Collaboration isn’t kids working quietly and peacefully at all times—it can be noisy and it often involves some push and pull among members. True collaboration requires kids (and adults!) to be thoughtful, pragmatic, friendly, and flexible in their thinking and actions. Collaborators demonstrate independence, self-sufficiency, and care in their work and their relationships with adults and peers. They listen first, ask questions, and disagree with compassion. When things go awry, they have the skills and support to correct missteps and mend relationships.
What makes collaboration possible is not the location or the students, but all of us: the teachers. Building a culture of collaboration is a process that we launch at the beginning of the year and continue to emphasize, refine, and support until students leave our care.

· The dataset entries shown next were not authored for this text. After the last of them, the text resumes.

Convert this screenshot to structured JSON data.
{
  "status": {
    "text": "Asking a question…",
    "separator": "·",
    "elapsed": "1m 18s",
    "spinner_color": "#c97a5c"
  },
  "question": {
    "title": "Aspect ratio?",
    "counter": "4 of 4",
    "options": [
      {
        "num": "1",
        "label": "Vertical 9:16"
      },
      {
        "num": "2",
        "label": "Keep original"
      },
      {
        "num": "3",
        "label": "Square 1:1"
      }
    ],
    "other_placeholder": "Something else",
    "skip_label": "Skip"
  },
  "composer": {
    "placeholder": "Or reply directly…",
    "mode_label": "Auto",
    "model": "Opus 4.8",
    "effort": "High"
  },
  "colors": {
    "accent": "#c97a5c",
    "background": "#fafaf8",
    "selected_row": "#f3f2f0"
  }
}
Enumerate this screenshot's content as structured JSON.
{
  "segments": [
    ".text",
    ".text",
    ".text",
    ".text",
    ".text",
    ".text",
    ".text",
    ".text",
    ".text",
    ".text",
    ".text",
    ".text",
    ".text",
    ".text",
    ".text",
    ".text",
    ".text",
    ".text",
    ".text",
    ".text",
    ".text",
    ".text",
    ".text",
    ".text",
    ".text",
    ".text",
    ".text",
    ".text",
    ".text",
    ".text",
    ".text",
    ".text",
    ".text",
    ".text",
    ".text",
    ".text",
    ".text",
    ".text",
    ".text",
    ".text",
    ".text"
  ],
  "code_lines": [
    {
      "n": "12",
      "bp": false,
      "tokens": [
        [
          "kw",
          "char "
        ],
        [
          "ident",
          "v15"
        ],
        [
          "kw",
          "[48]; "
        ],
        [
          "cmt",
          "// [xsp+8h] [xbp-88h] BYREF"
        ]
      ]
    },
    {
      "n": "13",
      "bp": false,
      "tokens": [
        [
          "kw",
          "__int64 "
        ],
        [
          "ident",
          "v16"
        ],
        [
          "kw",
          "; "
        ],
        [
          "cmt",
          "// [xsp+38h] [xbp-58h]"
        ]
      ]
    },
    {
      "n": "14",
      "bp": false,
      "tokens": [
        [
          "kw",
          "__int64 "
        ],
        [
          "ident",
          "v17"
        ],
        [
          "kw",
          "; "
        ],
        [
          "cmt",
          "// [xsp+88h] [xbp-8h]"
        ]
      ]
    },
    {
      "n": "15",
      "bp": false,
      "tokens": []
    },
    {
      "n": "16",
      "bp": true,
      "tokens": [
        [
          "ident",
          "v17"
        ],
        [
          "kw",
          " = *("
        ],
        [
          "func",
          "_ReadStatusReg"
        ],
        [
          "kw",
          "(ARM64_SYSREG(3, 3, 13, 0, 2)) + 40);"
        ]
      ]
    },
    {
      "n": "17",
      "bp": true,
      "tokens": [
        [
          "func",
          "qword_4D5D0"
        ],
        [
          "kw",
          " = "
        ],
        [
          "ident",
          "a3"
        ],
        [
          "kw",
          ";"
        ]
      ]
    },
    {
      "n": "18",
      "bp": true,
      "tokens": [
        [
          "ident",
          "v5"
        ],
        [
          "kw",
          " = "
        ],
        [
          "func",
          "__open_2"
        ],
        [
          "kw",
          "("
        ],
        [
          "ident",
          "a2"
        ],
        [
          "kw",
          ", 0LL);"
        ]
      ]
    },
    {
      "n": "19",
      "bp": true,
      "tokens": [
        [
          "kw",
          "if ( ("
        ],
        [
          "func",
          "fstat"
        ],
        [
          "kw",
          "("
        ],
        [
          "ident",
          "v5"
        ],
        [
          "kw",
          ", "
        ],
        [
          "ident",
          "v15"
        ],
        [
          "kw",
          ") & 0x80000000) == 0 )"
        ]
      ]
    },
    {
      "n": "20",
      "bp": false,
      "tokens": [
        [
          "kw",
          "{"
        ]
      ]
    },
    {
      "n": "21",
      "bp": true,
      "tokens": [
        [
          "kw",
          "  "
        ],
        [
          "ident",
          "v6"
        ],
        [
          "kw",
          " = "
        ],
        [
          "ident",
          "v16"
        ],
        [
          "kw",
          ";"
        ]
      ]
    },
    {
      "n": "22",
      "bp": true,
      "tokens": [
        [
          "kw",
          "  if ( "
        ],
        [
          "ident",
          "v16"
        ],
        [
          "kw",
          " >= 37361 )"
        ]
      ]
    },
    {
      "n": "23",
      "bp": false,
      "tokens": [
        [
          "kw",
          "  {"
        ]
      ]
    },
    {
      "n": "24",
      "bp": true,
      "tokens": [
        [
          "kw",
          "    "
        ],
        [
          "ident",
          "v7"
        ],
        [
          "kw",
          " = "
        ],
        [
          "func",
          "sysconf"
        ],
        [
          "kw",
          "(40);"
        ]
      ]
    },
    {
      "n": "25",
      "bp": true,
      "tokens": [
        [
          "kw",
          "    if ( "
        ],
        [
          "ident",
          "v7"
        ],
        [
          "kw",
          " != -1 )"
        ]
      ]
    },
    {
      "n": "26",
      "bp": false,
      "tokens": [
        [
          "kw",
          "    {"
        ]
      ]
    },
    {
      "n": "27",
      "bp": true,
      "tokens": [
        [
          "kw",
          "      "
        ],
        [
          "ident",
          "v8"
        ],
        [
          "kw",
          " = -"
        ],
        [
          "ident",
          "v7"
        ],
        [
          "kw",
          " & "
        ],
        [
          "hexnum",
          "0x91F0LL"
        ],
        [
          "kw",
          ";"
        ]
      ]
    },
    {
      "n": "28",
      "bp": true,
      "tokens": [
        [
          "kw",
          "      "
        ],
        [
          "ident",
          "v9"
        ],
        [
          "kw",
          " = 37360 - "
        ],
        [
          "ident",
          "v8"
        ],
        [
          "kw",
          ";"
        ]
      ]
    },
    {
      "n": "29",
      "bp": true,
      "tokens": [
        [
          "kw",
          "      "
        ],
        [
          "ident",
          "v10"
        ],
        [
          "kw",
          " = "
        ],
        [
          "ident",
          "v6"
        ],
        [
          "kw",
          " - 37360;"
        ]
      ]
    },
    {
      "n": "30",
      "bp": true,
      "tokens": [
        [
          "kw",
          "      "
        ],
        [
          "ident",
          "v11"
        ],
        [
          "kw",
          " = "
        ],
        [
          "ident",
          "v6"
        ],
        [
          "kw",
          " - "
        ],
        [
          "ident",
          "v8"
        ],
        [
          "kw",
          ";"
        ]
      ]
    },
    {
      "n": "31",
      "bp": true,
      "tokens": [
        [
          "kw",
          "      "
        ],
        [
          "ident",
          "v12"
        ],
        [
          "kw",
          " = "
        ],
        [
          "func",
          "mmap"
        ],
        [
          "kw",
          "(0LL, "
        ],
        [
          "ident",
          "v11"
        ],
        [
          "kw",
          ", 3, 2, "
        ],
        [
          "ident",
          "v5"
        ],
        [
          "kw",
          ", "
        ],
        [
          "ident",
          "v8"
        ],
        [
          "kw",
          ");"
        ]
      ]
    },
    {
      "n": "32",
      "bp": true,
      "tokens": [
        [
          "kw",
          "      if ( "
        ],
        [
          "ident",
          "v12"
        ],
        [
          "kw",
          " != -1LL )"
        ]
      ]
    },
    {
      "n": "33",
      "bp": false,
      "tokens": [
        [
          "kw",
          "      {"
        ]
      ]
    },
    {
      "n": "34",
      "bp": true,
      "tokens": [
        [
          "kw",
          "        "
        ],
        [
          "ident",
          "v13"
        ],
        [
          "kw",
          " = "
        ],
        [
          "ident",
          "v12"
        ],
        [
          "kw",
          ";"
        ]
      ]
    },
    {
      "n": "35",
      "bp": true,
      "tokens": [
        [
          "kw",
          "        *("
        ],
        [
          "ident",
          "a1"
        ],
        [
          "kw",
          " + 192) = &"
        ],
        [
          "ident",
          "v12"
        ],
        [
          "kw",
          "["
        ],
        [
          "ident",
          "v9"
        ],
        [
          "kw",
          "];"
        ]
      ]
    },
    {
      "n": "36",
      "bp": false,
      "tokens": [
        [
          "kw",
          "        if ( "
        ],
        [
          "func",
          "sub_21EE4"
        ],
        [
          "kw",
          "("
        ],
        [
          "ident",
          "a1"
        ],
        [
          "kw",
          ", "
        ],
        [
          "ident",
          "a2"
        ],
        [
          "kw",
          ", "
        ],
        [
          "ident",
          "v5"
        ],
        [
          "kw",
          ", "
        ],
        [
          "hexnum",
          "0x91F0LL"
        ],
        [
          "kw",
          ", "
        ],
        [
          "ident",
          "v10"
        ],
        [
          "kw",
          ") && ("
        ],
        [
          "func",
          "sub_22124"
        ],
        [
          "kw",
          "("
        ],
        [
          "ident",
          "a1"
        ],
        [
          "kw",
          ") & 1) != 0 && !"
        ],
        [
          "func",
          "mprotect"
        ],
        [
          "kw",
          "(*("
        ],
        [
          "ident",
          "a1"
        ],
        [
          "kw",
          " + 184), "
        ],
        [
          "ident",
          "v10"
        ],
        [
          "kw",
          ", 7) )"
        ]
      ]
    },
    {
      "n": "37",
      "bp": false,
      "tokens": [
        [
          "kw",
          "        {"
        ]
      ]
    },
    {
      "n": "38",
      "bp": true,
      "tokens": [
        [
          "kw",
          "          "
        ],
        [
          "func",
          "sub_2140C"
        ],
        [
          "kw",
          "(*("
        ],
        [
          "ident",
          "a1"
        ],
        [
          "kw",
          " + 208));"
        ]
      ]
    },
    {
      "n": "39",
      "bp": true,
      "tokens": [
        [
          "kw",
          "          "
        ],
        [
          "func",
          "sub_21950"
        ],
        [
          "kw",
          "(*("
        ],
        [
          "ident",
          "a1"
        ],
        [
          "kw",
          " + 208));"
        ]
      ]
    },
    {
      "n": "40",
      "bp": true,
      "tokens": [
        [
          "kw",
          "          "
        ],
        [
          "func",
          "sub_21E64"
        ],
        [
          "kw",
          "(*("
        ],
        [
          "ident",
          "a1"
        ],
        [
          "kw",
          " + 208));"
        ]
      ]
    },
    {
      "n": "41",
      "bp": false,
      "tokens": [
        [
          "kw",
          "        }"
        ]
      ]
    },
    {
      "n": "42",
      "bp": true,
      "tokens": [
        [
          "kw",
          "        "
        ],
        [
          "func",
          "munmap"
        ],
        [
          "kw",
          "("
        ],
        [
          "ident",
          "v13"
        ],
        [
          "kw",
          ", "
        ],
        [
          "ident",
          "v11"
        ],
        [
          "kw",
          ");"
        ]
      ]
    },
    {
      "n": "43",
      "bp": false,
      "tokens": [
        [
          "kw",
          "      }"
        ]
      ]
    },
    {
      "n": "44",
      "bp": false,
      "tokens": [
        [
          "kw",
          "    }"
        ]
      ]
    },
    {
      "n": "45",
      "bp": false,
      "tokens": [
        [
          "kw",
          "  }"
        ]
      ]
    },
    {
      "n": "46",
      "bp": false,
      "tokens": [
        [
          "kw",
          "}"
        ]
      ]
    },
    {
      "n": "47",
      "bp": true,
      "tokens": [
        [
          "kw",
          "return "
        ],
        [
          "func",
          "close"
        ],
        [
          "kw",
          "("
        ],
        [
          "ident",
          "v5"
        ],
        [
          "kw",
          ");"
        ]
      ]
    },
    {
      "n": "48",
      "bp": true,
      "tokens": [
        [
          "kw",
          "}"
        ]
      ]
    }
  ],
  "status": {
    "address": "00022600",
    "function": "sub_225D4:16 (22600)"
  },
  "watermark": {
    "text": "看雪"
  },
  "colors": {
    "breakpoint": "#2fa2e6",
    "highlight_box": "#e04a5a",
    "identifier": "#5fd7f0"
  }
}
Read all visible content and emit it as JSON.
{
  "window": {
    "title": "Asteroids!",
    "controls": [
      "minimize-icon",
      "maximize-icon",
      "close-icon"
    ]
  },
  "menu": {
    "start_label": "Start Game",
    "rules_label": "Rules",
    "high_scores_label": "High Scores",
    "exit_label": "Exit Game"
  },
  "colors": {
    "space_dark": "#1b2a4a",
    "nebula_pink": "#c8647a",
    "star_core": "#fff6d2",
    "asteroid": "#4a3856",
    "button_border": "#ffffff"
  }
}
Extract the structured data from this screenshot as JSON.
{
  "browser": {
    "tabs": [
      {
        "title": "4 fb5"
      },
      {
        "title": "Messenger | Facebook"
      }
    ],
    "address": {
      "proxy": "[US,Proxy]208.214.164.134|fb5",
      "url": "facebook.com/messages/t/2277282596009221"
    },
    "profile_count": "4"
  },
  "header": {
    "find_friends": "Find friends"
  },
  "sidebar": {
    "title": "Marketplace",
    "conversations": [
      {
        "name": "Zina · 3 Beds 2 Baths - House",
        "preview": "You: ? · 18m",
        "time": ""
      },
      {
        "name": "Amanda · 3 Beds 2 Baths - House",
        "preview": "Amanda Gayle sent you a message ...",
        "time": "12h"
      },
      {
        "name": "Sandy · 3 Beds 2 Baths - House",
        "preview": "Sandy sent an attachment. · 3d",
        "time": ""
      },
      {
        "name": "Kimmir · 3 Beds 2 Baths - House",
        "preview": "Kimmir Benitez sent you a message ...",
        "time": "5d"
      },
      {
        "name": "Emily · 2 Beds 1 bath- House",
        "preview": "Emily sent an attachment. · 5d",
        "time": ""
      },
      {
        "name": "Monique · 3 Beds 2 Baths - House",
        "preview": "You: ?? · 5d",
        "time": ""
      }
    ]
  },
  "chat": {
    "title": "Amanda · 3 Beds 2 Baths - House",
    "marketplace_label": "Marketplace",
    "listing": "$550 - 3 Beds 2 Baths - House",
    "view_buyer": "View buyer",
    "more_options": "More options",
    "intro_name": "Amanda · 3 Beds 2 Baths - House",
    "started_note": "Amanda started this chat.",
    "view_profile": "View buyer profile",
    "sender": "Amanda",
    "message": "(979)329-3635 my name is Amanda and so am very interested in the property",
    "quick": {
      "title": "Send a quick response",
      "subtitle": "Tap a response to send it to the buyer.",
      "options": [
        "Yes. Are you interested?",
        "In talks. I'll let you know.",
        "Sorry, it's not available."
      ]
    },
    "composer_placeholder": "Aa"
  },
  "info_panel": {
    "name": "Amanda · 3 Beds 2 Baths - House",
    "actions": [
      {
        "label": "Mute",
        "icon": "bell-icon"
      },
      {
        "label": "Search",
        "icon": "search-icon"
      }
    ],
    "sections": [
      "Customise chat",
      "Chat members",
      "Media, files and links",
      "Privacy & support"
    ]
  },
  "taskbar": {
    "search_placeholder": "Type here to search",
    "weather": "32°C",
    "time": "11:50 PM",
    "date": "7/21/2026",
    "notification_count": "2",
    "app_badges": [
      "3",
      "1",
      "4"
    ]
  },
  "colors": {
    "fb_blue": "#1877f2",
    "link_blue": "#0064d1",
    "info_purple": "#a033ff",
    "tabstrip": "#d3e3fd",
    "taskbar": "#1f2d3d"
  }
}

In collaborative classroom cultures we consistently see:
- co-creation and ownership of the guidelines that dictate how students interact with each other and adults
- explicit instruction and support in when, how, and why we collaborate with others
- a culture of love, respect, reflection, and celebration that is encouraged by every student and staff member in the building.
Collaboration can supercharge the work that you are doing in your classroom: it ignites interest, adds a heightened sense of purpose to the work, and puts children in leadership and decision-making roles. But collaboration is even more powerful than what we see only in the classroom: the collaborative practices we teach leak into the hallways and playgrounds as students create self-sustaining groups and work together to solve problems and accomplish tasks.
How Can I Build and Support a Culture of Collaboration in My Classroom?
Co-create guidelines and use them. It’s not unusual for teachers to begin a school year by establishing norms with their students—a list of rights and responsibilities, a classroom agreement, or a set of expectations. When done with care, this process can also lay the groundwork for a collaborative classroom. Begin with a conversation about what collaboration can and should be, inviting students to help define what collaboration looks like, sounds like, and feels like.
To help them see the connection between the climate of the classroom and the behaviors of the people in the classroom, ask them to consider some common scenarios:
- When I’m reading, I want to feel…
- When I’m solving a difficult problem, I want to feel…
- When I’m working in a group, I want to feel…
- When I’m confused, I want to feel…
- What can someone else do to help you feel that way?
Other useful guiding questions to try include:
- How do you want to feel when you walk in that door each morning?
- What circumstances help you learn? Feel joyful?
- What’s something a teacher or classmate has done in the past that made your heart soar?
Invite students to jot ideas down in a notebook or shared digital tool like a Google doc or Padlet. Some teachers organize this information into a list of rights and responsibilities of collaborative work, adding in ideas that students might find helpful. Others might create a chart that lists the guidelines for collaboration and helpful language. If students have done work like this before, they might break into small groups and design their own format.
You may need to coach students away from writing rules or negative statements like “don’t talk while the teacher is talking.” This focus on negative behaviors may be something they’ve learned in other settings. However, our goal is to help them focus on their emotions so that you begin your year through the lens of empathy, with the understanding that our actions affect people.
Follow up the creation of classroom guidelines by starting to work on how students can support each other in following them. A T-chart will help students organize their thinking. Consider this something you revisit during the year as new situations arise and your students mature.
This early work that your students do will give you valuable information as to what they already know about collaboration and what you might teach them. For example, if students say that listening to everyone will help them feel like the group is respecting their thinking, we might also teach them to use specific and supportive language, make eye contact, and use nonverbal body language to validate each other’s ideas. We also use an observation checklist like this one to gather information about our students at the beginning of the year.
Once students have completed their ideas, have them share through a digital tool like Padlet so they can view and comment on each other’s work.
Alternatively, you might ask students directly about collaboration with the help of a collaboration survey. We ask students to fill these out at the beginning of each school year.
Once you’ve gathered input from students—from a T-chart, from your own observations, from a survey, or from some combination of sources—you might pull the most salient points and draft a class set of guidelines for approval by students or work with the class as a whole to create the guidelines. Once complete, these guidelines can hang in the classroom, can be signed by each student, and can be revisited (or revised) during the year as needed.